This evening I did nothing; I could have worked or worked out or washed dishes, or done other useful things, but I was riveted to my chair listening to the radio.
First, The Squash Hut. Selected songs by Samuel Scheidt, Heinrich Schütz, Johann Hildebrand, Heinrich Albert, Johann Bach, Andreas Hammerschmidt, Johann Nauwach, Johann Hermann Schein and Michael Jacobi (Dorothee Mields, soprano; Hathor Consort, Romina Lischka, conductor). This music was composed in Königsberg during the 30 Years’ War, completely ethereal.
Next, the Chicago Symphony with Jaap von Zweden directing, on Wagner, Rachmaninoff, Grieg and Tchaikovsky, and the compositions were so original, I could hardly believe it. Denis Kozhukhin was on piano.
Kant and E.T.A. Hoffman were from Königsberg, and my great-great grandfather Вениамин Βαρи graduated from Talmudic school there. It is said that he destroyed his letters from Marx when he moved back to the Russian Empire, but I have heard his letters to Marx are archived in the Kremlin.

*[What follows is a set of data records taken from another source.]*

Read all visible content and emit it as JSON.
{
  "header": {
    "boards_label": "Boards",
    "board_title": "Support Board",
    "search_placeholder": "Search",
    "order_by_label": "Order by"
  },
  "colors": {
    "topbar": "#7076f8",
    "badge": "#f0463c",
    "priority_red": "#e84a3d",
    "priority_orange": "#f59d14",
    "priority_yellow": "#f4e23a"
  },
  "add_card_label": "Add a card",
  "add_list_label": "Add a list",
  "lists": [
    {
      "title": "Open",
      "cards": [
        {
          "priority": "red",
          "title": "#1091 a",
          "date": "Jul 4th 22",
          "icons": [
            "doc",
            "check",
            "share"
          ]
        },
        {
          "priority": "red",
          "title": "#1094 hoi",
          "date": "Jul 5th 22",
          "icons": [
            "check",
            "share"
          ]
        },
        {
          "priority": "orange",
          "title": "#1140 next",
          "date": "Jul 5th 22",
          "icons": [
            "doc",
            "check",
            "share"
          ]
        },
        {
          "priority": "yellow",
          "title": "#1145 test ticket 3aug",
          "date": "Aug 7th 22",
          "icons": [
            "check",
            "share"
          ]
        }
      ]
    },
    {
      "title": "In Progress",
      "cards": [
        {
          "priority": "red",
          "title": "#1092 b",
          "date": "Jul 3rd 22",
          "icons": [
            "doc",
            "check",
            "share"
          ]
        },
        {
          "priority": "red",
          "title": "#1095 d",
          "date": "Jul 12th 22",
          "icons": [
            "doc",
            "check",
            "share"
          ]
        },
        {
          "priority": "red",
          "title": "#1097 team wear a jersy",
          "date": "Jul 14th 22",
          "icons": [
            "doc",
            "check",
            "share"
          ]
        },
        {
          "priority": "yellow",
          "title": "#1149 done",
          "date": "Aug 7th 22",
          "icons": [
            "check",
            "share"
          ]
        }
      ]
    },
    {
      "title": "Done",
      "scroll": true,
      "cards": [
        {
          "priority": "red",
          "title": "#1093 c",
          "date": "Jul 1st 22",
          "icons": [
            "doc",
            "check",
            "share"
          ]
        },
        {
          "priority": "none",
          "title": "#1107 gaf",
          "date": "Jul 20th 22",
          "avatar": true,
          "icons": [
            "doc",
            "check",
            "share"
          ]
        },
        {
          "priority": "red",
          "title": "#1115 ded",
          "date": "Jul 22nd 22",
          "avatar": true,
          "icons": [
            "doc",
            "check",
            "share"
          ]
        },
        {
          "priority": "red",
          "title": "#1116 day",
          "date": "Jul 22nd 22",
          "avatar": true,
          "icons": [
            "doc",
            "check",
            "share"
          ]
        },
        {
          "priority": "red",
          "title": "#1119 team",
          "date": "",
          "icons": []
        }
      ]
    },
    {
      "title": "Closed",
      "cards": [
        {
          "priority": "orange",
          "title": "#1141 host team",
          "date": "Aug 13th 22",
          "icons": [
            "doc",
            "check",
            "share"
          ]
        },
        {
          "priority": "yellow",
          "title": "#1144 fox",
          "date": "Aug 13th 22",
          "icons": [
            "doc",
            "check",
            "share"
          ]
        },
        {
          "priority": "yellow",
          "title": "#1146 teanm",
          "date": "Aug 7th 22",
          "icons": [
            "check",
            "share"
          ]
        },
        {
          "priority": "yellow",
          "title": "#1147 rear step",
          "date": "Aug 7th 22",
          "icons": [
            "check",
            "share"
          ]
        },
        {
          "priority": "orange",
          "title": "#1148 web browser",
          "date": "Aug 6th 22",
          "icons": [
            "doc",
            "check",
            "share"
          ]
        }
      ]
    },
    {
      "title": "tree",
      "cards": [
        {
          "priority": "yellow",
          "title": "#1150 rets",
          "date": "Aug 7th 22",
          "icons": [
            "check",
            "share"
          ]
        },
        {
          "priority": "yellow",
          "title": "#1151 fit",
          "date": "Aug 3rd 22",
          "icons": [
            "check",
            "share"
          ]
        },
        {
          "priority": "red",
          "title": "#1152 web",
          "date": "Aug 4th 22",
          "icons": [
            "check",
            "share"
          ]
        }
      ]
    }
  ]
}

Βαρи, in the period after Königsberg and before St. Petersburg, studied with Alexander von Humboldt. The family claims this was at Leipzig but I don’t know that Humboldt taught there, and I have seen B.’s baptismal certificate (Humboldt thought conversion unnecessary and unwise) from Berlin, made in 1833. The family does say B. went to study in Paris with Humboldt when he was posted there by Frederik Wilhelm, and came back to Berlin with him when he was called back.
Königsberg was almost entirely destroyed in 1944-45 and the USSR executed all remaining inhabitants, so Kaliningrad has almost nothing to do with the city that was literally wiped off the map. I have decided to be nostalgic for it. Mitau, my ancestor’s childhood town, was also destroyed, and also rebuilt as a Soviet industrial town.
To finalize this evening’s cultural excursion we are jumping to someone completely different: Gayl Jones, since after all, my homelands were destroyed and I live in the United States, which like many, is a more interesting place than may meet the eye. And by now I am listening to Sonny Boy Williamson, and so should you, because he, like the composers and musicians mentioned above, has duende.